Though Whataburger may not have the cult following that In-N-Out Burger has, but in its 10 states and its 830 restaurants, it has garnered a very loyal audience.
For example, in 2018 on Technomic’s list of the top 500 largest restaurants in the U.S., Whataburger ranked 31st with $2.4 billion in revenue, which spiked 6%, a testament to its growth.
But there was one area that it didn’t grow: franchising. For 20 years, it opted not to pursue franchising and grow by opening only company-owned outlets.
That changed in June 2019 when BDT Capital Partners, a merchant bank that invests in family and founder-led companies, made a majority investment in Whataburger. After a 20-year hiatus, Whataburger is stepping up franchising, redesigning its outlets, despite the hurdles injected by pandemic restrictions.
BDT Capital Partners, which is based in Chicago, is best known in the restaurant industry for taking ownership of Krispy Kreme and Panera Bread.
When BDT Capital Partner made the Whataburger acquisition, its leaders said all the right things. For example, managing director Tiffany Hagge, noted Whataburger’s “family ownership, loyal customers, valuable community involvement, dedicated and talented employees, and a highly experienced management team.”
Nonetheless, change is often the case when ownership shifts, and revenue numbers must be reached—or consequences happen. Whataburger’s president has already departed the company.
On August 3, Whataburger named Ed Nelson, who had been with the brand for 16 years, as its new CEO. Nelson spearheaded its curbside and delivery service and helped develop seven new eateries.
Whataburger is based in San Antonio and has Longhorn roots. Harmon Dobon opened up a burger stand in Corpus Christi, Tx. in 1950, and made his burgers so enormous that he exclaimed, “Whataburger.” Hence, its name.
Most of Whataburger’s locations are down south in Texas, Oklahoma, Mississippi, Florida and Louisiana but it stretches west to New Mexico and Arizona.
Of Whataburger’s 830 retail shops, 703 are company-owned, and 127 are franchised. But that’s going to change.
Under its new ownership, in 2020 alone, it expects to open 15 new eateries and 25 are on the boards for 2021. Some of its new eateries will be located in Tennessee and Missouri.

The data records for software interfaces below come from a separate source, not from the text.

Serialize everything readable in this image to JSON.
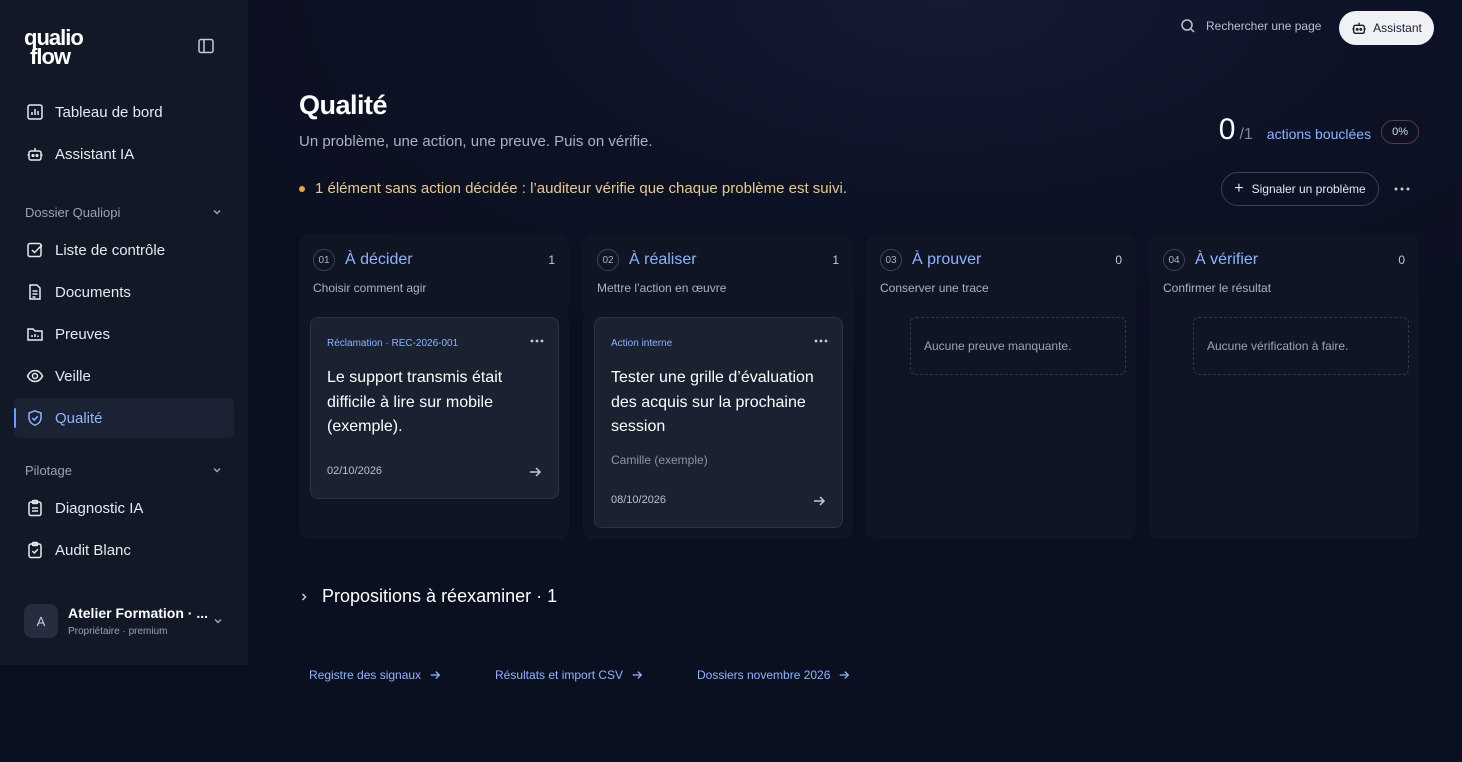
{
  "brand": {
    "logo_line1": "qualio",
    "logo_line2": "flow"
  },
  "sidebar": {
    "items_top": [
      {
        "label": "Tableau de bord",
        "icon": "chart-icon"
      },
      {
        "label": "Assistant IA",
        "icon": "robot-icon"
      }
    ],
    "section1": {
      "label": "Dossier Qualiopi"
    },
    "items_dossier": [
      {
        "label": "Liste de contrôle",
        "icon": "checkbox-icon"
      },
      {
        "label": "Documents",
        "icon": "document-icon"
      },
      {
        "label": "Preuves",
        "icon": "folder-icon"
      },
      {
        "label": "Veille",
        "icon": "eye-icon"
      },
      {
        "label": "Qualité",
        "icon": "shield-check-icon",
        "active": true
      }
    ],
    "section2": {
      "label": "Pilotage"
    },
    "items_pilotage": [
      {
        "label": "Diagnostic IA",
        "icon": "clipboard-icon"
      },
      {
        "label": "Audit Blanc",
        "icon": "clipboard-check-icon"
      }
    ],
    "account": {
      "initial": "A",
      "name": "Atelier Formation · ...",
      "role": "Propriétaire · premium"
    }
  },
  "topbar": {
    "search_label": "Rechercher une page",
    "assistant_label": "Assistant"
  },
  "header": {
    "title": "Qualité",
    "subtitle": "Un problème, une action, une preuve. Puis on vérifie.",
    "closed_count": "0",
    "closed_total": "/1",
    "closed_label": "actions bouclées",
    "closed_pct": "0%",
    "closed_fraction": 0,
    "warning": "1 élément sans action décidée : l’auditeur vérifie que chaque problème est suivi.",
    "signal_label": "Signaler un problème"
  },
  "columns": [
    {
      "num": "01",
      "title": "À décider",
      "count": "1",
      "subtitle": "Choisir comment agir",
      "card": {
        "tag": "Réclamation · REC-2026-001",
        "title": "Le support transmis était difficile à lire sur mobile (exemple).",
        "meta": "",
        "date": "02/10/2026"
      }
    },
    {
      "num": "02",
      "title": "À réaliser",
      "count": "1",
      "subtitle": "Mettre l’action en œuvre",
      "card": {
        "tag": "Action interne",
        "title": "Tester une grille d’évaluation des acquis sur la prochaine session",
        "meta": "Camille (exemple)",
        "date": "08/10/2026"
      }
    },
    {
      "num": "03",
      "title": "À prouver",
      "count": "0",
      "subtitle": "Conserver une trace",
      "empty": "Aucune preuve manquante."
    },
    {
      "num": "04",
      "title": "À vérifier",
      "count": "0",
      "subtitle": "Confirmer le résultat",
      "empty": "Aucune vérification à faire."
    }
  ],
  "proposals": {
    "label": "Propositions à réexaminer · 1"
  },
  "footer_links": [
    {
      "label": "Registre des signaux"
    },
    {
      "label": "Résultats et import CSV"
    },
    {
      "label": "Dossiers novembre 2026"
    }
  ],
  "colors": {
    "accent": "#8fb3ff",
    "warning": "#e4a64a",
    "background": "#0b1020",
    "sidebar": "#121826"
  }
}
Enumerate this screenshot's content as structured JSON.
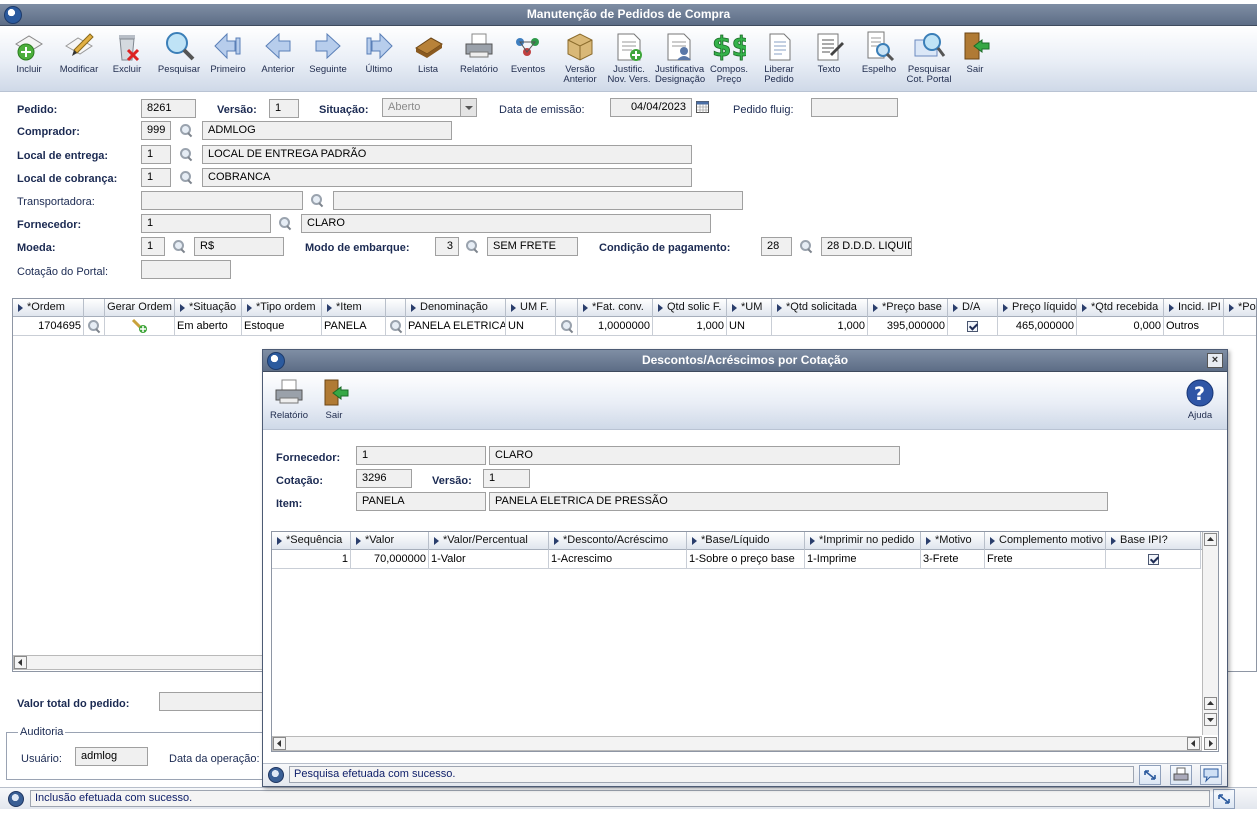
{
  "window": {
    "title": "Manutenção de Pedidos de Compra"
  },
  "toolbar": {
    "incluir": "Incluir",
    "modificar": "Modificar",
    "excluir": "Excluir",
    "pesquisar": "Pesquisar",
    "primeiro": "Primeiro",
    "anterior": "Anterior",
    "seguinte": "Seguinte",
    "ultimo": "Último",
    "lista": "Lista",
    "relatorio": "Relatório",
    "eventos": "Eventos",
    "versao_anterior": "Versão\nAnterior",
    "justific_nov_vers": "Justific.\nNov. Vers.",
    "justificativa_designacao": "Justificativa\nDesignação",
    "compos_preco": "Compos.\nPreço",
    "liberar_pedido": "Liberar\nPedido",
    "texto": "Texto",
    "espelho": "Espelho",
    "pesquisar_cot_portal": "Pesquisar\nCot. Portal",
    "sair": "Sair"
  },
  "form": {
    "pedido_label": "Pedido:",
    "pedido": "8261",
    "versao_label": "Versão:",
    "versao": "1",
    "situacao_label": "Situação:",
    "situacao": "Aberto",
    "data_emissao_label": "Data de emissão:",
    "data_emissao": "04/04/2023",
    "pedido_fluig_label": "Pedido fluig:",
    "pedido_fluig": "",
    "comprador_label": "Comprador:",
    "comprador_cod": "999",
    "comprador_nome": "ADMLOG",
    "local_entrega_label": "Local de entrega:",
    "local_entrega_cod": "1",
    "local_entrega_nome": "LOCAL DE ENTREGA PADRÃO",
    "local_cobranca_label": "Local de cobrança:",
    "local_cobranca_cod": "1",
    "local_cobranca_nome": "COBRANCA",
    "transportadora_label": "Transportadora:",
    "transportadora_cod": "",
    "transportadora_nome": "",
    "fornecedor_label": "Fornecedor:",
    "fornecedor_cod": "1",
    "fornecedor_nome": "CLARO",
    "moeda_label": "Moeda:",
    "moeda_cod": "1",
    "moeda_nome": "R$",
    "modo_embarque_label": "Modo de embarque:",
    "modo_embarque_cod": "3",
    "modo_embarque_nome": "SEM FRETE",
    "cond_pagamento_label": "Condição de pagamento:",
    "cond_pagamento_cod": "28",
    "cond_pagamento_nome": "28 D.D.D. LIQUID",
    "cotacao_portal_label": "Cotação do Portal:",
    "cotacao_portal": ""
  },
  "items_grid": {
    "headers": [
      "*Ordem",
      "",
      "Gerar Ordem",
      "*Situação",
      "*Tipo ordem",
      "*Item",
      "",
      "Denominação",
      "UM F.",
      "",
      "*Fat. conv.",
      "Qtd solic F.",
      "*UM",
      "*Qtd solicitada",
      "*Preço base",
      "D/A",
      "Preço líquido",
      "*Qtd recebida",
      "Incid. IPI",
      "*Po"
    ],
    "row": {
      "ordem": "1704695",
      "situacao": "Em aberto",
      "tipo_ordem": "Estoque",
      "item": "PANELA",
      "denominacao": "PANELA ELETRICA",
      "um_f": "UN",
      "fat_conv": "1,0000000",
      "qtd_solic_f": "1,000",
      "um": "UN",
      "qtd_solicitada": "1,000",
      "preco_base": "395,000000",
      "preco_liquido": "465,000000",
      "qtd_recebida": "0,000",
      "incid_ipi": "Outros"
    }
  },
  "footer": {
    "valor_total_label": "Valor total do pedido:",
    "valor_total": "",
    "auditoria_label": "Auditoria",
    "usuario_label": "Usuário:",
    "usuario": "admlog",
    "data_operacao_label": "Data da operação:"
  },
  "status": {
    "message": "Inclusão efetuada com sucesso."
  },
  "dialog": {
    "title": "Descontos/Acréscimos por Cotação",
    "relatorio": "Relatório",
    "sair": "Sair",
    "ajuda": "Ajuda",
    "fornecedor_label": "Fornecedor:",
    "fornecedor_cod": "1",
    "fornecedor_nome": "CLARO",
    "cotacao_label": "Cotação:",
    "cotacao": "3296",
    "versao_label": "Versão:",
    "versao": "1",
    "item_label": "Item:",
    "item_cod": "PANELA",
    "item_nome": "PANELA ELETRICA DE PRESSÃO",
    "grid_headers": [
      "*Sequência",
      "*Valor",
      "*Valor/Percentual",
      "*Desconto/Acréscimo",
      "*Base/Líquido",
      "*Imprimir no pedido",
      "*Motivo",
      "Complemento motivo",
      "Base IPI?"
    ],
    "row": {
      "sequencia": "1",
      "valor": "70,000000",
      "valor_percentual": "1-Valor",
      "desconto_acrescimo": "1-Acrescimo",
      "base_liquido": "1-Sobre o preço base",
      "imprimir": "1-Imprime",
      "motivo": "3-Frete",
      "complemento": "Frete"
    },
    "status_message": "Pesquisa efetuada com sucesso."
  },
  "colors": {
    "titlebar": "#6b7a92",
    "accent": "#2b5a9e",
    "status_text": "#10206a"
  }
}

In addition, it’s remodeling a limited number of locations. So far, it’s updated one outlet in San Antonio and two more are planned for 2021.
To keep the revenue flowing during the pandemic, when indoor dining was prohibited in most locations, it offers drive-thru, curbside and delivery options.
Its delivery is aligned with Olo, which works with Whataburger’s own app, not the usual array of third-party deliverers such as GrubHub, Seamless and Uber Eats.
And to this day, the burger rules at Whataburger. Its most popular dishes are the Whataburger, Double Meat Whataburger and Whataburger Patty Melt. Its average dinner price is $14 a person.
About its former approach, CEO Nelson said its business model was based on growing “sales through existing restaurants, average unit volume and along with our existing franchisees.”
He emphasized that its 15 person Strategy Council was spearheading its direction, not BDT Capital Partners.
It stepped up franchising because “adding to our long-standing franchisee family, while also opening company-owned restaurants, allows us to have better market penetration.” Nelson asserts.
As the recently named CEO, Nelson said his top two priorities are: 1) staying true to Whataburger’s legacy and commitment to fresh food and original recipes, 2) Steadily grow the brand where it sees the most opportunities for business.
Larry Reinstein, the Frisco, Texas-based president of LJR Hospitality Ventures, a restaurant consulting firm, said Whataburger was known for many years as “a family-owned, beloved brand, so why franchise?”
He said Whataburger was recognized for its hospitality and its customization, serving individual toppings and cheese, with each burger.
With its new ownership, franchising is a natural step toward growth. But Reinstein wonders, “Can you franchise and maintain the same culture of a family-run business?” Even with growth, it must stay focused on “taking care of the guest, the team and the investors,” he adds.
If it executes well, chooses the right locations and franchisees, Reinstein envisions that it could “double or triple” in the foreseeable future.
But ultimately, its growth will be determined by “franchisee selection. Who they choose as franchisees will determine their success, more than the brand itself,” Reinstein concludes. And with Covid-19 and the new emphasis on speed and efficiency, can it maintain its hospitality, he wonders?